## SUPPLIED RECORDS:
++++++

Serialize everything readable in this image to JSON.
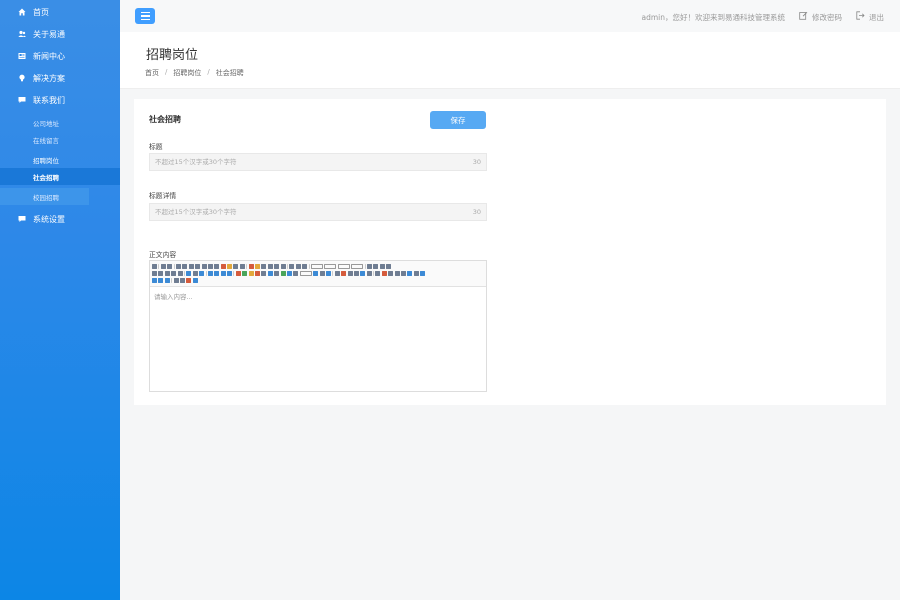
{
  "sidebar": {
    "items": [
      {
        "label": "首页",
        "icon": "home-icon"
      },
      {
        "label": "关于易通",
        "icon": "users-icon"
      },
      {
        "label": "新闻中心",
        "icon": "news-icon"
      },
      {
        "label": "解决方案",
        "icon": "bulb-icon"
      },
      {
        "label": "联系我们",
        "icon": "chat-icon"
      }
    ],
    "subitems": [
      {
        "label": "公司地址"
      },
      {
        "label": "在线留言"
      },
      {
        "label": "招聘岗位"
      },
      {
        "label": "社会招聘"
      },
      {
        "label": "校园招聘"
      }
    ],
    "settings": {
      "label": "系统设置",
      "icon": "chat-icon"
    }
  },
  "header": {
    "greeting": "admin，您好！欢迎来到易通科技管理系统",
    "change_password": "修改密码",
    "logout": "退出"
  },
  "page": {
    "title": "招聘岗位",
    "breadcrumb": [
      "首页",
      "招聘岗位",
      "社会招聘"
    ]
  },
  "form": {
    "card_title": "社会招聘",
    "save_label": "保存",
    "title_label": "标题",
    "title_placeholder": "不超过15个汉字或30个字符",
    "title_counter": "30",
    "detail_label": "标题详情",
    "detail_placeholder": "不超过15个汉字或30个字符",
    "detail_counter": "30",
    "content_label": "正文内容",
    "editor_placeholder": "请输入内容..."
  },
  "colors": {
    "accent": "#409eff",
    "sidebar": "#2d88e8",
    "active_item": "#1a78d8"
  }
}
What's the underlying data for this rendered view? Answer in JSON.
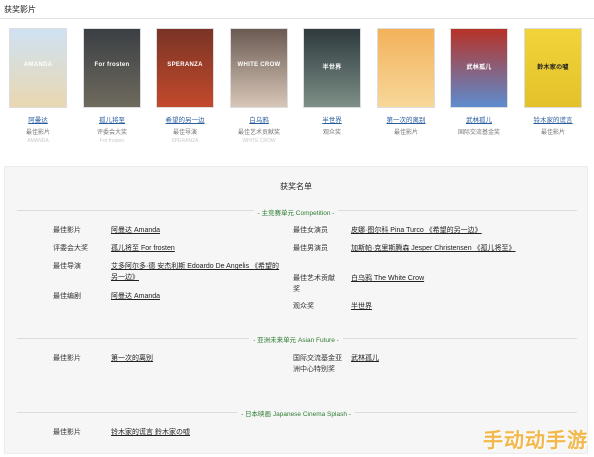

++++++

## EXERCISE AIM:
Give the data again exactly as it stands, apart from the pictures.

## TASK RESULT:
Serialize everything readable in this image to JSON.
{
  "sidebar": {
    "items": [
      {
        "label": "首页",
        "icon": "home-icon"
      },
      {
        "label": "关于易通",
        "icon": "users-icon"
      },
      {
        "label": "新闻中心",
        "icon": "news-icon"
      },
      {
        "label": "解决方案",
        "icon": "bulb-icon"
      },
      {
        "label": "联系我们",
        "icon": "chat-icon"
      }
    ],
    "subitems": [
      {
        "label": "公司地址"
      },
      {
        "label": "在线留言"
      },
      {
        "label": "招聘岗位"
      },
      {
        "label": "社会招聘"
      },
      {
        "label": "校园招聘"
      }
    ],
    "settings": {
      "label": "系统设置",
      "icon": "chat-icon"
    }
  },
  "header": {
    "greeting": "admin，您好！欢迎来到易通科技管理系统",
    "change_password": "修改密码",
    "logout": "退出"
  },
  "page": {
    "title": "招聘岗位",
    "breadcrumb": [
      "首页",
      "招聘岗位",
      "社会招聘"
    ]
  },
  "form": {
    "card_title": "社会招聘",
    "save_label": "保存",
    "title_label": "标题",
    "title_placeholder": "不超过15个汉字或30个字符",
    "title_counter": "30",
    "detail_label": "标题详情",
    "detail_placeholder": "不超过15个汉字或30个字符",
    "detail_counter": "30",
    "content_label": "正文内容",
    "editor_placeholder": "请输入内容..."
  },
  "colors": {
    "accent": "#409eff",
    "sidebar": "#2d88e8",
    "active_item": "#1a78d8"
  }
}
What's the underlying data for this rendered view? Answer in JSON.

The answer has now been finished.